But it’s a gamble that members of the governor’s pro-statehood party are confident will pay off given that Puerto Rico has struggled to obtain federal funds for hurricanes Irma and Maria, a string of recent strong earthquakes and the coronavirus pandemic amid growing complaints that the island does not receive fair and equal treatment.

“Our people will have the opportunity once and for all to define our future,” Vázquez said. “It’s never too late to be treated as equals.”

The upcoming referendum is just the recent in a long line of previously failed ones.

In the past, voters have been asked more than one question and presented with various options, including independence or continuing with the current territorial status – but none of them have ever been as direct as the upcoming one scheduled for the November 3 general election.

However, many on the island see the referendum as little more than a political move by the governor’s New Progressive Party to get voters out on Nov 3 – to boost her party’s candidates.

The New Progressive Party has been rattled with scandal after scandal and many are ready for change.

The past few years have not been good for the party – or the island for that matter. A string of devastating hurricanes, a severe debt crisis, ongoing corruption scandals that even forced a pro-statehood governor to resign, earthquakes, and now a global pandemic – have all led to challenging times in Puerto Rico. To some observers, the idea seems to be: Let’s dangle the illusion of a yes or no statehood referendum (nonbinding) that is already dead on arrival?

Many also feel that Gov. Vasquez is not truly authorized to make such a decision since she was never actually elected to the office. Instead, she became governor after Ricardo Rosselló was forced to resign following massive protests.

Meanwhile, the Republican government on the island doesn’t even have the support of the Republican-led federal government. The Trump administration’s blunt response was basically, “The first priority for all Puerto Rico leaders should be getting their financial house in order.”

This coming November, there will be plenty of incentive to vote “no” and punish the Vázquez administration. Even prominent figures such as Bad Bunny are jumping into the fray against her leadership.

What would statehood mean for Puerto Rico?

Statehood would award Puerto Rico two senators and five representatives, but it’s unlikely a Republican-controlled Congress would acknowledge the referendum because Puerto Rico tends to favor Democrats.

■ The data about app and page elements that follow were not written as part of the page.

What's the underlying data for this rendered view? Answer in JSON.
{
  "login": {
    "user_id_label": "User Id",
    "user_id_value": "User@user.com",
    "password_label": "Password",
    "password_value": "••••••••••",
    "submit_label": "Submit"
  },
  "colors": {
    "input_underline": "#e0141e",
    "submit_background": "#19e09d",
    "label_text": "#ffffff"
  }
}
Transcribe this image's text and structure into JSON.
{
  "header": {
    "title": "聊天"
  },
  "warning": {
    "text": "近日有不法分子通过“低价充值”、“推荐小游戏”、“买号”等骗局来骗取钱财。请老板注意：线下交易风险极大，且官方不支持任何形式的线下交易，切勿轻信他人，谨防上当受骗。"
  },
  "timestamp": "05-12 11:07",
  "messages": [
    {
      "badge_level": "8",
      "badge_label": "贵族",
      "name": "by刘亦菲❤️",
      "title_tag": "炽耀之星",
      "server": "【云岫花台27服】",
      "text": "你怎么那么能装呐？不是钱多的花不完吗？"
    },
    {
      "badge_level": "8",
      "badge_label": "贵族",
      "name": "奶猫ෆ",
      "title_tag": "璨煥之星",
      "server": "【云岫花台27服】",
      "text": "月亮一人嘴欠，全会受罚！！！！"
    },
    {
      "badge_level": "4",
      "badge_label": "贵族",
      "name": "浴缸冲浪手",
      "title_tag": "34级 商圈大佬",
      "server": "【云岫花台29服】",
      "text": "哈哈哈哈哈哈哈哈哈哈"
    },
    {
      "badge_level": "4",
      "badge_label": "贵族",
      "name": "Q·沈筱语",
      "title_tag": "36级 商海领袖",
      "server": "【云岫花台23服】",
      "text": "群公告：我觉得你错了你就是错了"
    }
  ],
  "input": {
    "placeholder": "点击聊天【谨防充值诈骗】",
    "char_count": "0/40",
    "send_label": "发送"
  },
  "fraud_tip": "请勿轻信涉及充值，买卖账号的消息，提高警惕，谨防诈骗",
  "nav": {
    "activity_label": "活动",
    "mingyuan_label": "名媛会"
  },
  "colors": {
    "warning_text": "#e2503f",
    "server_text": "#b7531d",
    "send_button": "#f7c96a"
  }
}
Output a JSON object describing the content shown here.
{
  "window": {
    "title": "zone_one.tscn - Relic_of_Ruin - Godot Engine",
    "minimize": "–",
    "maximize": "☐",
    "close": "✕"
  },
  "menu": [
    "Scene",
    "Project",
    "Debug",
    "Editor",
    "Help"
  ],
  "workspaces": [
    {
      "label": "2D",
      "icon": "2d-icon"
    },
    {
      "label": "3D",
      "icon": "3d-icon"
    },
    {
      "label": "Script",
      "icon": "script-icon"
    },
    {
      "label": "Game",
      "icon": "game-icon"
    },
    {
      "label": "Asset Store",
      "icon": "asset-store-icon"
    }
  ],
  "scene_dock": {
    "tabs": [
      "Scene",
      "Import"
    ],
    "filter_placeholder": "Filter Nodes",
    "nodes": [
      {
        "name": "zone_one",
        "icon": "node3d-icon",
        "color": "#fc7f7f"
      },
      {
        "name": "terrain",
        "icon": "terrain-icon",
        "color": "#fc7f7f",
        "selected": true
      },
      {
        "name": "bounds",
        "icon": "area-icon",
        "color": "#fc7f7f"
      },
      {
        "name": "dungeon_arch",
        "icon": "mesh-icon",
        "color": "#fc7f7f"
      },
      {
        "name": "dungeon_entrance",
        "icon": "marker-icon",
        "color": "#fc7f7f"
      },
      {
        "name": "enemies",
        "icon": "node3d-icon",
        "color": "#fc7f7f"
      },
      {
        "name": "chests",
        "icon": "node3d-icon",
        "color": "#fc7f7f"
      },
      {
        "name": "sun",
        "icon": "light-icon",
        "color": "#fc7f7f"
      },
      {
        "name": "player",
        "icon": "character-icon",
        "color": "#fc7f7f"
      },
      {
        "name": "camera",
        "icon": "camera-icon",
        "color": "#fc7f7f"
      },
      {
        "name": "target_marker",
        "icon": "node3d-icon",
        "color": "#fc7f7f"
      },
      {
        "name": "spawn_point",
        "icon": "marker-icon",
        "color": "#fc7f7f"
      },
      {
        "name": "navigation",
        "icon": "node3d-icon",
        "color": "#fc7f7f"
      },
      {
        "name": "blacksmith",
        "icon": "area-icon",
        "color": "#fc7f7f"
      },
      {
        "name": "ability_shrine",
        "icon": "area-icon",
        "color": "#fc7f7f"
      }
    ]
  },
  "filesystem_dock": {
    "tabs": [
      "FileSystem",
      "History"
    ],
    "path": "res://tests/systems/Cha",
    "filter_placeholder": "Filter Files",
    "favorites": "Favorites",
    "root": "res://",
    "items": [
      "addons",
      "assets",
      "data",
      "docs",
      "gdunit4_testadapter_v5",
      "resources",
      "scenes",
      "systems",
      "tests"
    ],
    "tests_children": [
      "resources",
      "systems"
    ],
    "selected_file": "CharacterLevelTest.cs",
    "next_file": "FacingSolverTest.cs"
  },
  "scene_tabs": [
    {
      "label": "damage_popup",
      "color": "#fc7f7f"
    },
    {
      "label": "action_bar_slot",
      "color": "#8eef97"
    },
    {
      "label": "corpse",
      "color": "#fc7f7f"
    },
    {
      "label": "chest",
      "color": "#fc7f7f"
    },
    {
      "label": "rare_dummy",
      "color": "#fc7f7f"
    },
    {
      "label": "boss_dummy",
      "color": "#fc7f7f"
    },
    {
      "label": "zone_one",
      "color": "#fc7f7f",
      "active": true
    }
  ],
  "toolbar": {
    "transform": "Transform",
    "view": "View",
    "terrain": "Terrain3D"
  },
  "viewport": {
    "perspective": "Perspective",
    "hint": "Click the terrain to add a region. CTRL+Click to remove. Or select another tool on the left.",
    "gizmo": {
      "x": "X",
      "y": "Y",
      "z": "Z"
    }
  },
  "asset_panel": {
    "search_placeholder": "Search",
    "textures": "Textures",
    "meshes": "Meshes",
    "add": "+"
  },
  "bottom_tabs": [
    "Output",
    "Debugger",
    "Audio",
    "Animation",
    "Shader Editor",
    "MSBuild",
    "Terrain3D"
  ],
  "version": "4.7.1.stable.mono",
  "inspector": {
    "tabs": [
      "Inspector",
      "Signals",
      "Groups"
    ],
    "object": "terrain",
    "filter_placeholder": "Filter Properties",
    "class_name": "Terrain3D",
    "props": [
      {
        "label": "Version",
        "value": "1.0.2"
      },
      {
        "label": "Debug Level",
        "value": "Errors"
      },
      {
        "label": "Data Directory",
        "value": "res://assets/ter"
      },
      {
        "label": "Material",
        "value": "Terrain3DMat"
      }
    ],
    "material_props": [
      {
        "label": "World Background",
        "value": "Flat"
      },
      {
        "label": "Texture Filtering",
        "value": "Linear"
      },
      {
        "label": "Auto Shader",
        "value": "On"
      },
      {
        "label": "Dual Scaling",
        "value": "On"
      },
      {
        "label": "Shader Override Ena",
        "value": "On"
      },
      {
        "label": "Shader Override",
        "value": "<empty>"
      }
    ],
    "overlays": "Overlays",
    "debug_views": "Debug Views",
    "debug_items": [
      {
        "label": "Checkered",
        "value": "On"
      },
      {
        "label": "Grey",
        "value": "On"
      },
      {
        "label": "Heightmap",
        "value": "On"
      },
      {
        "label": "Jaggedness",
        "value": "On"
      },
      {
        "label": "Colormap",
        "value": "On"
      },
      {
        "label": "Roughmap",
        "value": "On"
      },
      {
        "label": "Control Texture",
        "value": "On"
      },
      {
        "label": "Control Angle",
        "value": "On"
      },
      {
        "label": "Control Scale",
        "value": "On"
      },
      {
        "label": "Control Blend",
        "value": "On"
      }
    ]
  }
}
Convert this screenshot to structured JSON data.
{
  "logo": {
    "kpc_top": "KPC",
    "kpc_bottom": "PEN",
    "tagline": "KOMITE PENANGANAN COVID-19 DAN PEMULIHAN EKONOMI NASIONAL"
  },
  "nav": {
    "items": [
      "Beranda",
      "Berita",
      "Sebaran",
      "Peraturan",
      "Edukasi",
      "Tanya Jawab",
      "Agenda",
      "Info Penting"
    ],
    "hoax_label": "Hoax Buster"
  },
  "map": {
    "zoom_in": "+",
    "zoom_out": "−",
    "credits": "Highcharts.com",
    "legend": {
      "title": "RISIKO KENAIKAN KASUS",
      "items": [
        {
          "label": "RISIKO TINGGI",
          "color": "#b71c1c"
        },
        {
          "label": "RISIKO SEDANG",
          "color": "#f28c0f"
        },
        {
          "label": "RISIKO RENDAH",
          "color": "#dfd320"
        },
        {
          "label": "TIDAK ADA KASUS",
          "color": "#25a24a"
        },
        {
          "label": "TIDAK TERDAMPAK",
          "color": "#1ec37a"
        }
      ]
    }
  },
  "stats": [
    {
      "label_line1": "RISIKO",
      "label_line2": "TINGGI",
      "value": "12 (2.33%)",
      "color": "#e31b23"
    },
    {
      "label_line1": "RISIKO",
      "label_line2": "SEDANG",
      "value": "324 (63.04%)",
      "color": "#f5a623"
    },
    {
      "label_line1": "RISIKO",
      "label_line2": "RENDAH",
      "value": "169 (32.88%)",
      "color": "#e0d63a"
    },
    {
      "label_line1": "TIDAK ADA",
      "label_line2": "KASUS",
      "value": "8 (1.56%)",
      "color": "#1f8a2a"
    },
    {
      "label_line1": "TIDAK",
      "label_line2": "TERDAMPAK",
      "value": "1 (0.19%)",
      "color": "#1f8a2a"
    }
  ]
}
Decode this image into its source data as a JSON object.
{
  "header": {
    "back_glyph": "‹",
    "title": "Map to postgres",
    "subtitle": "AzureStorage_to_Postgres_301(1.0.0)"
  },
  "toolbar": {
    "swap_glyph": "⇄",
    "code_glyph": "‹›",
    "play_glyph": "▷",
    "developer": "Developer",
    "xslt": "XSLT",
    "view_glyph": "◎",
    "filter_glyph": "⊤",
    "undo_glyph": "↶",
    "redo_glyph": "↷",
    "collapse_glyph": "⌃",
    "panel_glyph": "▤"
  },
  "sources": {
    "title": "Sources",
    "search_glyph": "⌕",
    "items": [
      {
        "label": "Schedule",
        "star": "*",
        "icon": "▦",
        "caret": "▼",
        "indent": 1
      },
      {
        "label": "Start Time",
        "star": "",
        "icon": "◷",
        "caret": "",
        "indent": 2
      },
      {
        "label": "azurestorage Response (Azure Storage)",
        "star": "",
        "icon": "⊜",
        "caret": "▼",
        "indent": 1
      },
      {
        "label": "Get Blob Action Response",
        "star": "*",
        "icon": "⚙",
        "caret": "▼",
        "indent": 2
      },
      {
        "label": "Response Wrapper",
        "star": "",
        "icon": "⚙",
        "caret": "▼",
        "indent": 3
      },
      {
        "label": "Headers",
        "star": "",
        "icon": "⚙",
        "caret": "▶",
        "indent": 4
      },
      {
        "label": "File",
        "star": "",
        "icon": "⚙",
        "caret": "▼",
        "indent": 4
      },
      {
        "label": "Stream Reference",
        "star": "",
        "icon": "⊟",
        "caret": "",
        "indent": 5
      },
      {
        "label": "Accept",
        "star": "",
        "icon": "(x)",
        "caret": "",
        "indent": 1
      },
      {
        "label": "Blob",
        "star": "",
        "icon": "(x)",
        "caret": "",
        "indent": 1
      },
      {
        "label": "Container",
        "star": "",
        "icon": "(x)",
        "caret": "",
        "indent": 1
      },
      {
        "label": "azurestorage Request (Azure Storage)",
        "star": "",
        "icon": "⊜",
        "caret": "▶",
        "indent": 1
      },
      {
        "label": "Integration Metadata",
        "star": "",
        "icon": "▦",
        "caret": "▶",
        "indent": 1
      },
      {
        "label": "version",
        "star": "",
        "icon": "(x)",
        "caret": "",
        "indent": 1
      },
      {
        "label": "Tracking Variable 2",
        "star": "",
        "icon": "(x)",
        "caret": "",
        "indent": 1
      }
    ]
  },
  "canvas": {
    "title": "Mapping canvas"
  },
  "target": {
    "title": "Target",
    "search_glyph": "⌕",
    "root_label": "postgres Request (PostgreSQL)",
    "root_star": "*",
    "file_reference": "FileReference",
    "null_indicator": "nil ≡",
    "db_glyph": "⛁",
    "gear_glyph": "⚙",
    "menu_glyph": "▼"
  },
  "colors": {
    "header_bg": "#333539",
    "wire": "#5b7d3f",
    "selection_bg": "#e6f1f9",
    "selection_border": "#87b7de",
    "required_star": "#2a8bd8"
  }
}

Puerto Ricans are U.S. citizens but cannot vote in U.S. presidential elections. And while the island is exempt from the U.S. federal income tax, it still pays Social Security and Medicare and local taxes and receives less federal funding than U.S. states. Many believe the island’s territorial status has contributed to its struggle to recover from the hurricanes and earthquakes, as well as worsened its economic crisis, largely caused by decades of heavy borrowing and the elimination of federal tax incentives.